| Task directions |
From the records below, copy out each line that has the word "title".

| Listed records |
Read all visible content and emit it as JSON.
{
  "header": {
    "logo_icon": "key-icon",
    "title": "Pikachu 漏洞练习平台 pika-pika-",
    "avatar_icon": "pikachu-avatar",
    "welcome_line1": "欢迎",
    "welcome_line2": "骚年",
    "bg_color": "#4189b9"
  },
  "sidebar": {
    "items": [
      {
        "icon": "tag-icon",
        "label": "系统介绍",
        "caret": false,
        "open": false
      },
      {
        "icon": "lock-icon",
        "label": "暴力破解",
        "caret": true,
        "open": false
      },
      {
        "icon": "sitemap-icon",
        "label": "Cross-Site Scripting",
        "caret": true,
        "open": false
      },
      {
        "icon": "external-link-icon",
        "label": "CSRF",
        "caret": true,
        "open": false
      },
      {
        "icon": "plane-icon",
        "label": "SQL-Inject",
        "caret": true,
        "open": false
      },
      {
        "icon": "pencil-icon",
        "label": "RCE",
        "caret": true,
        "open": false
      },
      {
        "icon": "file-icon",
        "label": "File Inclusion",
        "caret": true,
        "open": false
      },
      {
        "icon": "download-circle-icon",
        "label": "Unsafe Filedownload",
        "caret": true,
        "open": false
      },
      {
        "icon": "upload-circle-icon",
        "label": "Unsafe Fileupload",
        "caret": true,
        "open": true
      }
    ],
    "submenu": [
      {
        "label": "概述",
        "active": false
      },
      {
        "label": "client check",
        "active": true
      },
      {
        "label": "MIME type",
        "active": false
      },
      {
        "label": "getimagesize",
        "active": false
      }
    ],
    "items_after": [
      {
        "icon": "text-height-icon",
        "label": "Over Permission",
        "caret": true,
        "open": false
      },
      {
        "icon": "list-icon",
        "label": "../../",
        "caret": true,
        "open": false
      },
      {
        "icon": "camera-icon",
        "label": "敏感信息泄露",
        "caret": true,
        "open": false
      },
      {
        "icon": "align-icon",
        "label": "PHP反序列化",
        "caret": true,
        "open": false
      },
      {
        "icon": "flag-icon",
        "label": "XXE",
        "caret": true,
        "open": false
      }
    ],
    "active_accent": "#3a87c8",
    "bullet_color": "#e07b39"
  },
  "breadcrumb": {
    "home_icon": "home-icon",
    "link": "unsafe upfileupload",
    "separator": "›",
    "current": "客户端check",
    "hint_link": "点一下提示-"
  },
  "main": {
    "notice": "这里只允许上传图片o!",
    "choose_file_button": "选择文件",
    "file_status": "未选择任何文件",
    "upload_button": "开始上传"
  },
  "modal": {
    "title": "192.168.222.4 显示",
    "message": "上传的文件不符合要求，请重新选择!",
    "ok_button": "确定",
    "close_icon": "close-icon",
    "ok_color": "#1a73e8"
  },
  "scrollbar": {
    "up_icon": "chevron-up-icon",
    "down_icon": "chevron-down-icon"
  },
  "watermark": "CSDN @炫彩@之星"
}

| Your solution |
    "title": "Pikachu 漏洞练习平台 pika-pika-",
    "title": "192.168.222.4 显示",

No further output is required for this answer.